Inviting Hygge Into Your Life
This winter I’ve been craving a sense of deeper peace and inner calm. It’s easy to get wrapped up in the stress and holiday rush this time of year. While at times it hasn’t been easy, I’ve become more intentional about finding time each day to ground into my body and connect with my breath. I also recently picked up a book about Hygge, which I’ve always been curious to learn more about. It’s so important that we learn to give ourselves permission to slow down and to feel good.
The book that I picked up is called “The Little Book of Hygge” by Meik Wiking. It talks about how Hygge – the art of coziness, intimacy, and pleasure – is built into every aspect of Danish life, which essentially helps the Danes mentally and emotionally weather long, dark winters and brings a sense of warmth and coziness to their rituals and daily living all year round. The word Hygge might actually originate from the word “hug.” I’ve wanted to bring more of the concept of Hygge (pronounced “Hoo-ga”) into my own life this winter, and I’d like to continue it throughout the year.
Hot drinks (especially coffee), candles, soft lighting, nature, music, homemade items, books, yummy food, and small gatherings are some of the main things associated with Hyyge. This works out beautifully for those of us who are introverts! I’ve always preferred hanging out with a few close friends for soulful conversations rather than a large gathering of people where I feel pressured to make small talk. True connection with those we trust is essential to our happiness. Sometimes we also forget how the simplicity of picking up an actual book, instead of reading on a screen, and experiencing the smell and feel of the pages, can bring us deeper into the experience and relieve us from the noise and distractions of the world.

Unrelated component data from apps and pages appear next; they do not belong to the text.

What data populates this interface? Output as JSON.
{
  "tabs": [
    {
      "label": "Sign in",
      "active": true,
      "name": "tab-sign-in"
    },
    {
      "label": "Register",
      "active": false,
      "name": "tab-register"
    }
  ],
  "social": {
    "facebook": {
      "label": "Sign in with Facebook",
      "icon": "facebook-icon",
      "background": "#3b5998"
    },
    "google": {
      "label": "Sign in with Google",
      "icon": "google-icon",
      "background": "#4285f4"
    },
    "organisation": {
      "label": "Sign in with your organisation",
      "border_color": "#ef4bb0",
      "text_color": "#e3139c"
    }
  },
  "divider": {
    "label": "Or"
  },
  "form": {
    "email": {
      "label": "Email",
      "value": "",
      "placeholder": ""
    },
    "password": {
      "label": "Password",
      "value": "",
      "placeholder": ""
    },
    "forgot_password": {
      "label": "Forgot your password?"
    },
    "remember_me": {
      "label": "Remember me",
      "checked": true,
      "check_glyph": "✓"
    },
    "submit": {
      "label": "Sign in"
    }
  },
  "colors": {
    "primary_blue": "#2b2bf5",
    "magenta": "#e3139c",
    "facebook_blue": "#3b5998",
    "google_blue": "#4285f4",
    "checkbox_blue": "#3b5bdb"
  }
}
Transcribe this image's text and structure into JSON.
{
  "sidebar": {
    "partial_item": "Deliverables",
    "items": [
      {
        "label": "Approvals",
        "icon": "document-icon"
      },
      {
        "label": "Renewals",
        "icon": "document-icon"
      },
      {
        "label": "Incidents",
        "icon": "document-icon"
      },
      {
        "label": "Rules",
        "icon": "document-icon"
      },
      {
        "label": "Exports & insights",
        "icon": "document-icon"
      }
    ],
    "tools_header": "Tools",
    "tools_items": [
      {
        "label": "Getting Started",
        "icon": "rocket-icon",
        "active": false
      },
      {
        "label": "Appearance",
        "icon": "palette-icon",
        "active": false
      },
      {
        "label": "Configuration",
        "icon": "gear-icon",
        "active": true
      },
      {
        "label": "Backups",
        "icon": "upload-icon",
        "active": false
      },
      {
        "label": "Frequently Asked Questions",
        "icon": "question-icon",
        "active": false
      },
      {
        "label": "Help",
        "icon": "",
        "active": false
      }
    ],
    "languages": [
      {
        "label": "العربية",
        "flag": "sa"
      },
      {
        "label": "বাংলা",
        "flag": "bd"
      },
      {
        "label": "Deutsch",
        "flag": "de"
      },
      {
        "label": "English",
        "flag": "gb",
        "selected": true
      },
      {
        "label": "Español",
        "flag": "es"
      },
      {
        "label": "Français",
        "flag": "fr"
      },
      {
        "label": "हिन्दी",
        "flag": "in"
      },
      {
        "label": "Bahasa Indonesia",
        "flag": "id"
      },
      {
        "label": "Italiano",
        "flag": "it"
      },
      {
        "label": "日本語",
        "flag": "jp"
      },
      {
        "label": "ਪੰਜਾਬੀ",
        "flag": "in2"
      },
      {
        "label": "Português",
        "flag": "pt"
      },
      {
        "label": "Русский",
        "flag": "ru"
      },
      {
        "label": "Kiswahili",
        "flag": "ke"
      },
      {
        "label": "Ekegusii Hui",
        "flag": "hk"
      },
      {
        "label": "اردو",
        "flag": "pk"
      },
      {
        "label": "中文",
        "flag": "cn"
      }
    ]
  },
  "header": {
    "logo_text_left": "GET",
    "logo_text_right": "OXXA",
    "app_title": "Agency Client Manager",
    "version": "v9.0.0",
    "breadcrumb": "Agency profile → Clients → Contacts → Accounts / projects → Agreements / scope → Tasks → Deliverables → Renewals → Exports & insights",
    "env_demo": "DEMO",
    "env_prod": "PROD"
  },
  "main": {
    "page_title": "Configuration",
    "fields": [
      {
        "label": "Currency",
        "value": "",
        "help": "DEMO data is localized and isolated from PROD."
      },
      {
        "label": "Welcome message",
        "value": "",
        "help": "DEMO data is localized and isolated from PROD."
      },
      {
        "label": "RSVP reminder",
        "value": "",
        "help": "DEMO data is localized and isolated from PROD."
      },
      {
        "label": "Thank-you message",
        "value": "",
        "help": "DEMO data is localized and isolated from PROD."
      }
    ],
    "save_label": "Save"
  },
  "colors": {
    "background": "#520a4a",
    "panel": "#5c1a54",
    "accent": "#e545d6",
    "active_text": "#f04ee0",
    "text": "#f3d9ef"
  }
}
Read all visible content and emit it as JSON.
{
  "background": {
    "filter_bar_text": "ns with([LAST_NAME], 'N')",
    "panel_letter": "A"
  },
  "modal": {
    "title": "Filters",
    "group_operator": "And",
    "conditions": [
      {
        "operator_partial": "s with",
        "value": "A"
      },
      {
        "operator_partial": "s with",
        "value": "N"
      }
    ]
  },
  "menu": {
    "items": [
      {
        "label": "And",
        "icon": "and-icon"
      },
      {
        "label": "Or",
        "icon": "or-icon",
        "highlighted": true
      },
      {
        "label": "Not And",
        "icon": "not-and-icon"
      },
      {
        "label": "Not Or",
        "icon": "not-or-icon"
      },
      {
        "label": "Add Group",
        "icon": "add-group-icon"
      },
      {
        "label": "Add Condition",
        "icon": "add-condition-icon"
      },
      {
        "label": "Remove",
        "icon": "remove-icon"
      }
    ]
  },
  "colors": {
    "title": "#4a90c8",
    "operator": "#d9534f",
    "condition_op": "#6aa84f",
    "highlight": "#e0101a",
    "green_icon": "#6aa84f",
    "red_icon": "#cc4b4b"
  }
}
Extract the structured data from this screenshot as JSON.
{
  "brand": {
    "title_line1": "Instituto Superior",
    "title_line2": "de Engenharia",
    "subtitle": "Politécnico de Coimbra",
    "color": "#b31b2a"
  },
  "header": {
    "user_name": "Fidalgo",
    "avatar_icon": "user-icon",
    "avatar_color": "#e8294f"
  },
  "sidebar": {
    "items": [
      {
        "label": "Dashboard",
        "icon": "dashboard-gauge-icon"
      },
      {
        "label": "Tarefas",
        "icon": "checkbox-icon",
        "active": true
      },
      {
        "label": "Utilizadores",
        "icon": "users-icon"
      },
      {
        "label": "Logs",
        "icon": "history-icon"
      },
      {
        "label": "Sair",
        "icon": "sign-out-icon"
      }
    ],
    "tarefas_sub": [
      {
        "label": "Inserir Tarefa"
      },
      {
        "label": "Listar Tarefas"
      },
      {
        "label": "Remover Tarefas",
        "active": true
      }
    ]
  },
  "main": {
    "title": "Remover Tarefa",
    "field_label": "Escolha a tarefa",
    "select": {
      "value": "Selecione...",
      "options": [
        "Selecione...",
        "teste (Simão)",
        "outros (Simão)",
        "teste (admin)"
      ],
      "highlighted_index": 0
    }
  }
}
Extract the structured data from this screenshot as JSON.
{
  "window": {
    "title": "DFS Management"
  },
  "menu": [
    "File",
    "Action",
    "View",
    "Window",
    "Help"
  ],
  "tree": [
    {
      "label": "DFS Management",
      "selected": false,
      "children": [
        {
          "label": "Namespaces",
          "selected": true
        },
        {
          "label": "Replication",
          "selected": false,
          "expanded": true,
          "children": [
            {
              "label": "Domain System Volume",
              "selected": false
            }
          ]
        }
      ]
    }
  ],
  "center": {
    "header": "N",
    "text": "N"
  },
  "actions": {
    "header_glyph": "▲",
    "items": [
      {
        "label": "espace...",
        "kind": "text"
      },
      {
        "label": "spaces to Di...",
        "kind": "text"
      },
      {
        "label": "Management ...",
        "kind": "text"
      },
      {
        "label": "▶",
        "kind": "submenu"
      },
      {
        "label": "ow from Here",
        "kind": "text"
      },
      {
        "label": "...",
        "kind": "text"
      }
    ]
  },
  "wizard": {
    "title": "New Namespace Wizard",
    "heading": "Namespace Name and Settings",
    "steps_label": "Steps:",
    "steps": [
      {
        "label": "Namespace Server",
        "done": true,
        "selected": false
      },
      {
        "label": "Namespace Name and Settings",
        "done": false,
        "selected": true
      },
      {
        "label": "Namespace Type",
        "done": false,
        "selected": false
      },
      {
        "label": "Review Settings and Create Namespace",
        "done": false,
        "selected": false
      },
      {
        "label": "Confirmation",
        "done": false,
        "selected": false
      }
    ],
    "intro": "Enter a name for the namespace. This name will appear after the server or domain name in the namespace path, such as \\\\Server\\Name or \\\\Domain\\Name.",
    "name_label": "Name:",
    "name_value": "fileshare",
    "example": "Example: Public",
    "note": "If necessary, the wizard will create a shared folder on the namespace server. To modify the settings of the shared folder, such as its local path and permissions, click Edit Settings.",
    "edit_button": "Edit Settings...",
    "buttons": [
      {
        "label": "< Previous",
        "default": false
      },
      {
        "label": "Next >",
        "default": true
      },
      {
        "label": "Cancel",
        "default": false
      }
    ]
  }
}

I’m not one for resolutions around the New Year, but one of my intentions is to return more frequently to the simple things that can help ease anxiety, and small practices that remind me that I’m safe. And hygge is about feeling safe and happy. It’s about more simplicity and slower living. It can look like taking nature walks, creating a mini library in your home, playing board games, having a movie night, savoring a hot drink, making your favorite recipe, or bundling up and watching the night sky. If your nervous system has been in need of some extra love and relaxation, perhaps you may want to consider bringing a little more Hygge into your life. I also see these practices and cultivation of well-being as a salve for anyone in the process of healing, and a gentle way to nourish a grieving heart. I invite you to join me in welcoming more hygge into your life this year.